* [Problem description]:
Please retype the data that follows, starting at the line containing "Parse this screenshot: output" and stopping after the last line.

* [Exercise data]:
= Beginning of Section =

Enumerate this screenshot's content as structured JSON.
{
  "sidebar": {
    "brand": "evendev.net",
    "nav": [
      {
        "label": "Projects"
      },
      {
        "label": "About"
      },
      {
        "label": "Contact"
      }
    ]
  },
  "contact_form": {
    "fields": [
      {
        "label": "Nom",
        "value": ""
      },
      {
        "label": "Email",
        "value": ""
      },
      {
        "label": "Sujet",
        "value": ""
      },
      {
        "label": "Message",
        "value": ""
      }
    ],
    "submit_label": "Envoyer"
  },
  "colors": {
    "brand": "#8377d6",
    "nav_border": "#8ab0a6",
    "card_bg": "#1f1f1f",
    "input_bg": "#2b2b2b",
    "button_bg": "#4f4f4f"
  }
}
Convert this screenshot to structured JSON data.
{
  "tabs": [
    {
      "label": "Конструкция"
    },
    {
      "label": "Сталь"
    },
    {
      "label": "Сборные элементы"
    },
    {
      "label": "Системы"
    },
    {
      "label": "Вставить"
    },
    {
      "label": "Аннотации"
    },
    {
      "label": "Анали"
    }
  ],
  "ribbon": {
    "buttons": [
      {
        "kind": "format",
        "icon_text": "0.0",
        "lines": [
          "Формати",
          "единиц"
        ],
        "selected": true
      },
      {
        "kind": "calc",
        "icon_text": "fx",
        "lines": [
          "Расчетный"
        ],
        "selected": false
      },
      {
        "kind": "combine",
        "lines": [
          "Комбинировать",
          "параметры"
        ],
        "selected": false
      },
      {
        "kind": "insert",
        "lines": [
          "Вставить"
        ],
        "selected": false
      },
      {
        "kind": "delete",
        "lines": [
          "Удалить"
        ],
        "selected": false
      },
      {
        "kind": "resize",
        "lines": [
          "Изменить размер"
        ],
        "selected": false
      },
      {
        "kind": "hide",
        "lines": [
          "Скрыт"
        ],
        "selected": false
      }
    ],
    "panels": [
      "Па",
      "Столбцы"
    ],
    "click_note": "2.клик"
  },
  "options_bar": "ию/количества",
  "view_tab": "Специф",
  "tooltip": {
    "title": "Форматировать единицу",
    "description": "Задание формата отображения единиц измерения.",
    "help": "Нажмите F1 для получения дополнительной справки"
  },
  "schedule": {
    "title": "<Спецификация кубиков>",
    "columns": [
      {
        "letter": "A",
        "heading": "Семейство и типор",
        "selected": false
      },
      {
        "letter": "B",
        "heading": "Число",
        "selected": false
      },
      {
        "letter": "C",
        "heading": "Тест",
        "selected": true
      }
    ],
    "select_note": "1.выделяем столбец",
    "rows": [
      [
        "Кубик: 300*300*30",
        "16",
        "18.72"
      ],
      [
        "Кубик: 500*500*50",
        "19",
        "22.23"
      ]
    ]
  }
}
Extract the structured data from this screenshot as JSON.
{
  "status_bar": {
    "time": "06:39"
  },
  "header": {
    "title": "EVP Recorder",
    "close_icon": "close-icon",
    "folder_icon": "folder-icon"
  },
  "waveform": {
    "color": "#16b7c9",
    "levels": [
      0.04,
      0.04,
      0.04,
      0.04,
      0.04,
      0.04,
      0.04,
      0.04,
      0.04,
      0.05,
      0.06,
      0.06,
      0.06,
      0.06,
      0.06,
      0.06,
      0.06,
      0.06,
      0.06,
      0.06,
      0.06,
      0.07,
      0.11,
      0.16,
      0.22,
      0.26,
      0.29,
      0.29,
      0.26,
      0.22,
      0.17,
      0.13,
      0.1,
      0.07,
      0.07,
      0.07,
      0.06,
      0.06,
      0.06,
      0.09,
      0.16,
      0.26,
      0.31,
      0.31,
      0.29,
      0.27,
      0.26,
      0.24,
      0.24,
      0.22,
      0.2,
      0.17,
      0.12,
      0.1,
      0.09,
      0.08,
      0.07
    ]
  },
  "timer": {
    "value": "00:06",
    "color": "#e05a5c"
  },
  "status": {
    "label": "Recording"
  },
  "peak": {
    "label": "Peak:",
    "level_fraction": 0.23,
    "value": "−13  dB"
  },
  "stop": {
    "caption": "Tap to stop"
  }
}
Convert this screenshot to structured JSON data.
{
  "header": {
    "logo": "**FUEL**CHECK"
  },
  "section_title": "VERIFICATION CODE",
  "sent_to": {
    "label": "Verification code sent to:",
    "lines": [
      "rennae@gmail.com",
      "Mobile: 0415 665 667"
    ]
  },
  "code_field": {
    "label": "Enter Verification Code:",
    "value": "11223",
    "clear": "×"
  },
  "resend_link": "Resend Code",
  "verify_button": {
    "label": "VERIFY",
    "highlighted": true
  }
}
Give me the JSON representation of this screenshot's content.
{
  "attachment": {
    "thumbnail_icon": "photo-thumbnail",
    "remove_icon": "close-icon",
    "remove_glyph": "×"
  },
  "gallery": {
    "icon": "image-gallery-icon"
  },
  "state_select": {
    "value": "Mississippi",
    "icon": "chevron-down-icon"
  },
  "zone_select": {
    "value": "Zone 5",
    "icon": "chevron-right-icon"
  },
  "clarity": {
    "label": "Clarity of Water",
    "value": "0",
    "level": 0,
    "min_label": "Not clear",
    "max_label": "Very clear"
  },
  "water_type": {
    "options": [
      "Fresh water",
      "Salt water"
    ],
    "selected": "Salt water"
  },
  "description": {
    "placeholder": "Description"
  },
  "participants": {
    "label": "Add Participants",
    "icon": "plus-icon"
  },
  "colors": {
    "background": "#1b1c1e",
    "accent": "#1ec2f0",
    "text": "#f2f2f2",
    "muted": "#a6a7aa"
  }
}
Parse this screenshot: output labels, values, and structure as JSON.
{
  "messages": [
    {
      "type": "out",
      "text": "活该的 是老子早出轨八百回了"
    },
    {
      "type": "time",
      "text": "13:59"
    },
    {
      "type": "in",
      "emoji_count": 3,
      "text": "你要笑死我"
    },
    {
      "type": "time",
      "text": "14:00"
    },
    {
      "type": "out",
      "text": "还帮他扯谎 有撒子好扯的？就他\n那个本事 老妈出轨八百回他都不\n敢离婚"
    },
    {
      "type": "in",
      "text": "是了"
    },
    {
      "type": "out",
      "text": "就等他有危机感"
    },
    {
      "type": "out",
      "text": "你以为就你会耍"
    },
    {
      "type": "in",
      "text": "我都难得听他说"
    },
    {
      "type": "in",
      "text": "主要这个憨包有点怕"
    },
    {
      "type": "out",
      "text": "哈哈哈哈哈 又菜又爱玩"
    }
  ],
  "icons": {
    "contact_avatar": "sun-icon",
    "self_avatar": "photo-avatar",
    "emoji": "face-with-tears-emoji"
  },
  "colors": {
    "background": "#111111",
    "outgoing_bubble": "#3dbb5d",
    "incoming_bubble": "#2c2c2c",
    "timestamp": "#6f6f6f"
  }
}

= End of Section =

* [Problem solution]:
Parse this screenshot: output labels, values, and structure as JSON.
{
  "messages": [
    {
      "type": "out",
      "text": "活该的 是老子早出轨八百回了"
    },
    {
      "type": "time",
      "text": "13:59"
    },
    {
      "type": "in",
      "emoji_count": 3,
      "text": "你要笑死我"
    },
    {
      "type": "time",
      "text": "14:00"
    },
    {
      "type": "out",
      "text": "还帮他扯谎 有撒子好扯的？就他\n那个本事 老妈出轨八百回他都不\n敢离婚"
    },
    {
      "type": "in",
      "text": "是了"
    },
    {
      "type": "out",
      "text": "就等他有危机感"
    },
    {
      "type": "out",
      "text": "你以为就你会耍"
    },
    {
      "type": "in",
      "text": "我都难得听他说"
    },
    {
      "type": "in",
      "text": "主要这个憨包有点怕"
    },
    {
      "type": "out",
      "text": "哈哈哈哈哈 又菜又爱玩"
    }
  ],
  "icons": {
    "contact_avatar": "sun-icon",
    "self_avatar": "photo-avatar",
    "emoji": "face-with-tears-emoji"
  },
  "colors": {
    "background": "#111111",
    "outgoing_bubble": "#3dbb5d",
    "incoming_bubble": "#2c2c2c",
    "timestamp": "#6f6f6f"
  }
}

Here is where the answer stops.